Context. - A micropapillary carcinoma (MC) component is generally considered to behave aggressively. Although several reports have described the prognostic significance of MC in breast carcinomas, immunohistochemical findings of MC, especially as compared to non-MC, are rarely described. Objective. - We compared clinicopathologic and immunohistochemical findings between 38 cases of invasive breast carcinoma with an MC component (IMC) and 217 cases of invasive breast carcinoma without an MC component (NIMC). Design. - We constructed a tissue microarray from 38 cases of IMC and performed immunohistochemical stainings for cytokeratin (CK) 7, CK20, estrogen receptor, progesterone receptor, p53, c-Erb-B2, CD34, CK5, epidermal growth factor receptor, and c-Kit in both MC and non-MC components. Results. - Cases with IMC were associated with greater tumor size, more frequent lymphovascular invasion, nodal metastases, greater mean numbers of positive lymph nodes, and higher stage than those with NIMC, but were not associated with poorer survival rates. On immunohistochemistry, only p53 reactivity was statistically different between MC and non-MC components in IMC cases. Estrogen receptor positivity tended to be lower in MC than non-MC, but the difference was not significant. Most of the MCs and non-MCs in IMC cases were positive for CK7, but none of them were positive for CK20, CK5, epidermal growth factor receptor, or c-Kit. Conclusions. - Based on the frequent nodal metastases and association with higher stage found in IMC as compared with NIMC cases, as well as higher p53 positivity and lower frequency of estrogen receptor expression, MC could be considered an aggressive histologic type of breast carcinoma. In both MC and non-MC components in IMC cases, no basallike immunostaining pattern was detected.
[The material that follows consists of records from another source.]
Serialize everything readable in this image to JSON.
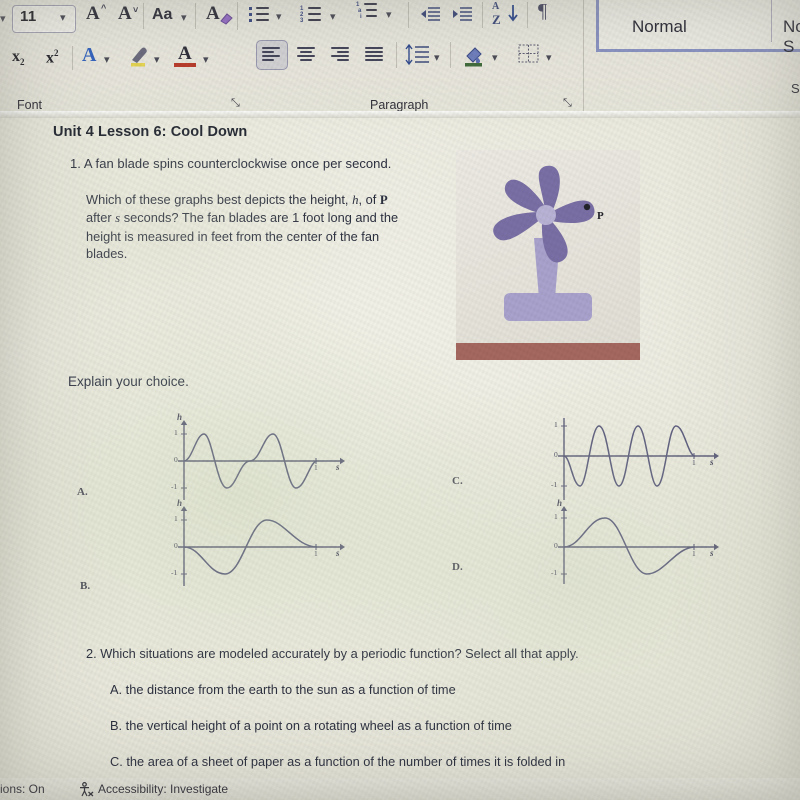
{
  "app": {
    "name": "Microsoft Word",
    "ribbon": {
      "font_group": {
        "label": "Font",
        "font_size_value": "11",
        "font_size_chevron": "chevron-down-icon",
        "grow_font_label": "A",
        "shrink_font_label": "A",
        "change_case_label": "Aa",
        "clear_formatting_label": "A",
        "subscript_label": "x",
        "subscript_sub": "2",
        "superscript_label": "x",
        "superscript_sup": "2",
        "text_effects_label": "A",
        "highlight_label": "highlight-icon",
        "font_color_label": "A",
        "dialog_launcher": "⤡"
      },
      "paragraph_group": {
        "label": "Paragraph",
        "bullets_icon": "bullet-list-icon",
        "numbering_icon": "numbered-list-icon",
        "multilevel_icon": "multilevel-list-icon",
        "decrease_indent_icon": "decrease-indent-icon",
        "increase_indent_icon": "increase-indent-icon",
        "sort_icon": "sort-az-icon",
        "formatting_marks_icon": "pilcrow-icon",
        "align_left_icon": "align-left-icon",
        "align_center_icon": "align-center-icon",
        "align_right_icon": "align-right-icon",
        "justify_icon": "justify-icon",
        "line_spacing_icon": "line-spacing-icon",
        "shading_icon": "shading-icon",
        "borders_icon": "borders-icon",
        "dialog_launcher": "⤡"
      },
      "styles_group": {
        "label": "S",
        "selected_style": "Normal",
        "next_style": "No S"
      }
    },
    "status_bar": {
      "left_text": "ions: On",
      "accessibility_icon": "accessibility-icon",
      "accessibility_text": "Accessibility: Investigate"
    }
  },
  "document": {
    "title": "Unit 4 Lesson 6: Cool Down",
    "q1": {
      "number": "1. A fan blade spins counterclockwise once per second.",
      "body_line1_a": "Which of these graphs best depicts the height, ",
      "body_h": "h",
      "body_line1_b": ", of ",
      "body_P": "P",
      "body_line2_a": "after ",
      "body_s": "s",
      "body_line2_b": " seconds? The fan blades are 1 foot long and the",
      "body_line3": "height is measured in feet from the center of the fan",
      "body_line4": "blades.",
      "figure": {
        "name": "fan-illustration",
        "point_label": "P",
        "blade_color": "#7a6fa8",
        "hub_color": "#b9b3d8",
        "stand_color": "#a9a2cf",
        "base_color": "#a8675f"
      },
      "explain_prompt": "Explain your choice."
    },
    "q2": {
      "number": "2. Which situations are modeled accurately by a periodic function? Select all that apply.",
      "options": [
        "A. the distance from the earth to the sun as a function of time",
        "B. the vertical height of a point on a rotating wheel as a function of time",
        "C. the area of a sheet of paper as a function of the number of times it is folded in"
      ]
    }
  },
  "chart_data": [
    {
      "id": "graph-a",
      "type": "line",
      "label": "A.",
      "title": "",
      "xlabel": "s",
      "ylabel": "h",
      "xlim": [
        0,
        2.3
      ],
      "ylim": [
        -1.4,
        1.4
      ],
      "xticks": [
        "1",
        "s"
      ],
      "yticks": [
        "1",
        "0",
        "-1"
      ],
      "grid": false,
      "function": "sin(2*pi*2*s)",
      "periods": 2,
      "amplitude": 1,
      "phase": "starts-at-zero-rising"
    },
    {
      "id": "graph-b",
      "type": "line",
      "label": "B.",
      "title": "",
      "xlabel": "s",
      "ylabel": "h",
      "xlim": [
        0,
        2.3
      ],
      "ylim": [
        -1.4,
        1.4
      ],
      "xticks": [
        "1",
        "s"
      ],
      "yticks": [
        "1",
        "0",
        "-1"
      ],
      "grid": false,
      "function": "-sin(2*pi*s)",
      "periods": 1,
      "amplitude": 1,
      "phase": "starts-at-zero-falling"
    },
    {
      "id": "graph-c",
      "type": "line",
      "label": "C.",
      "title": "",
      "xlabel": "s",
      "ylabel": "h",
      "xlim": [
        0,
        2.3
      ],
      "ylim": [
        -1.4,
        1.4
      ],
      "xticks": [
        "1",
        "s"
      ],
      "yticks": [
        "1",
        "0",
        "-1"
      ],
      "grid": false,
      "function": "-sin(2*pi*2.5*s)",
      "periods": 2.5,
      "amplitude": 1,
      "phase": "starts-at-zero-falling"
    },
    {
      "id": "graph-d",
      "type": "line",
      "label": "D.",
      "title": "",
      "xlabel": "s",
      "ylabel": "h",
      "xlim": [
        0,
        2.3
      ],
      "ylim": [
        -1.4,
        1.4
      ],
      "xticks": [
        "1",
        "s"
      ],
      "yticks": [
        "1",
        "0",
        "-1"
      ],
      "grid": false,
      "function": "sin(2*pi*s)",
      "periods": 1,
      "amplitude": 1,
      "phase": "starts-at-zero-rising"
    }
  ]
}
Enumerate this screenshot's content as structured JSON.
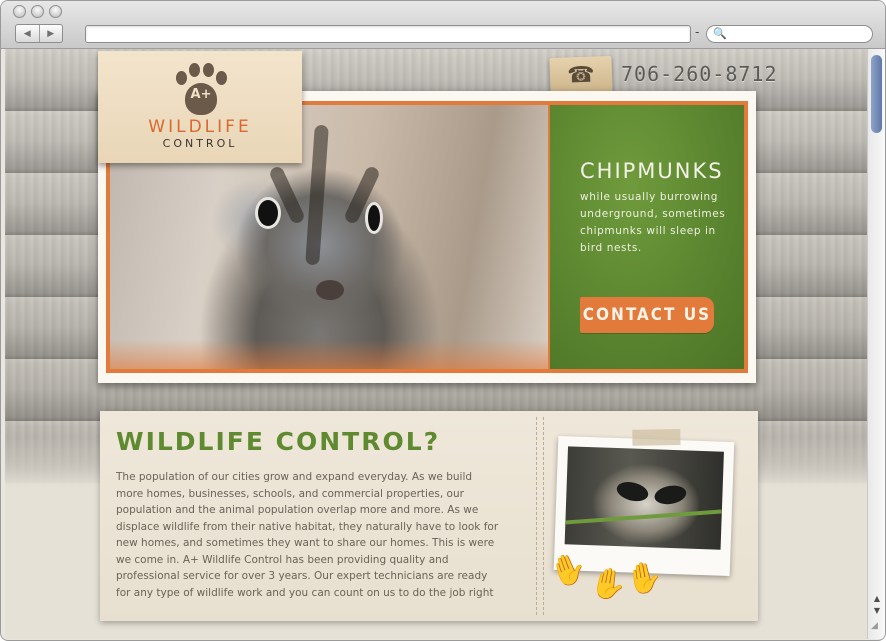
{
  "browser": {
    "back_icon": "◀",
    "forward_icon": "▶",
    "dash": "-",
    "search_icon": "🔍"
  },
  "header": {
    "phone_icon": "☎",
    "phone": "706-260-8712"
  },
  "logo": {
    "badge": "A+",
    "word1": "WILDLIFE",
    "word2": "CONTROL"
  },
  "hero": {
    "title": "CHIPMUNKS",
    "text": "while usually burrowing underground, sometimes chipmunks will sleep in bird nests.",
    "cta": "CONTACT US"
  },
  "info": {
    "title": "WILDLIFE CONTROL?",
    "body": "The population of our cities grow and expand everyday. As we build more homes, businesses, schools, and commercial properties, our population and the animal population overlap more and more. As we displace wildlife from their native habitat, they naturally have to look for new homes, and sometimes they want to share our homes. This is were we come in. A+ Wildlife Control has been providing quality and professional service for over 3 years. Our expert technicians are ready for any type of wildlife work and you can count on us to do the job right"
  },
  "colors": {
    "accent_orange": "#e27a3c",
    "accent_green": "#5f8a30"
  }
}
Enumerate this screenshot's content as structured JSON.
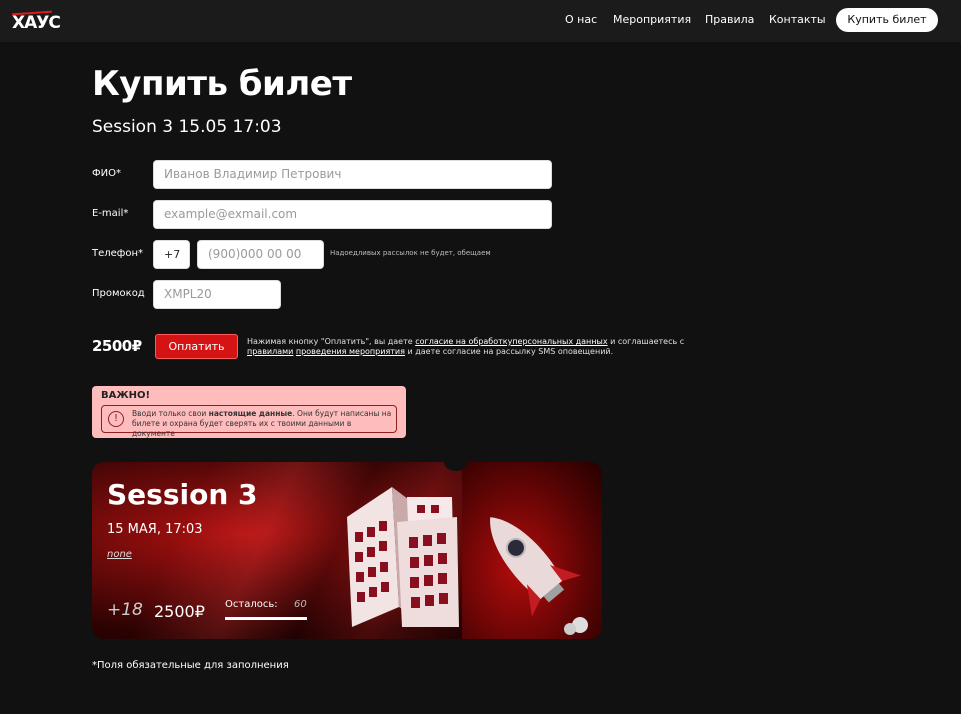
{
  "nav": {
    "logo": "ХАУС",
    "links": [
      "О нас",
      "Мероприятия",
      "Правила",
      "Контакты"
    ],
    "buy_label": "Купить билет"
  },
  "page": {
    "title": "Купить билет",
    "subtitle": "Session 3 15.05 17:03"
  },
  "form": {
    "name_label": "ФИО*",
    "name_placeholder": "Иванов Владимир Петрович",
    "email_label": "E-mail*",
    "email_placeholder": "example@exmail.com",
    "phone_label": "Телефон*",
    "phone_code": "+7",
    "phone_placeholder": "(900)000 00 00",
    "phone_note": "Надоедливых рассылок не будет, обещаем",
    "promo_label": "Промокод",
    "promo_placeholder": "XMPL20"
  },
  "payment": {
    "price": "2500₽",
    "pay_label": "Оплатить",
    "consent_1": "Нажимая кнопку \"Оплатить\", вы даете ",
    "consent_link_1": "согласие на обработкуперсональных данных",
    "consent_2": " и соглашаетесь с ",
    "consent_link_2": "правилами",
    "consent_3": " ",
    "consent_link_3": "проведения мероприятия",
    "consent_4": " и даете согласие на рассылку SMS оповещений."
  },
  "warning": {
    "title": "ВАЖНО!",
    "icon": "!",
    "text_1": "Вводи только свои ",
    "text_bold": "настоящие данные",
    "text_2": ". Они будут написаны на билете и охрана будет сверять их с твоими данными в документе"
  },
  "event_card": {
    "title": "Session 3",
    "date": "15 МАЯ, 17:03",
    "location": "none",
    "age": "+18",
    "price": "2500₽",
    "remaining_label": "Осталось:",
    "remaining_value": "60"
  },
  "footer": {
    "note": "*Поля обязательные для заполнения"
  },
  "colors": {
    "accent": "#d41414",
    "background": "#111111",
    "warning_bg": "#ffbcbc"
  }
}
|Number of pages
|Archives of Pathology and Laboratory Medicine
|Published - Oct 2005
ASJC Scopus subject areas
- Pathology and Forensic Medicine
- Medical Laboratory Technology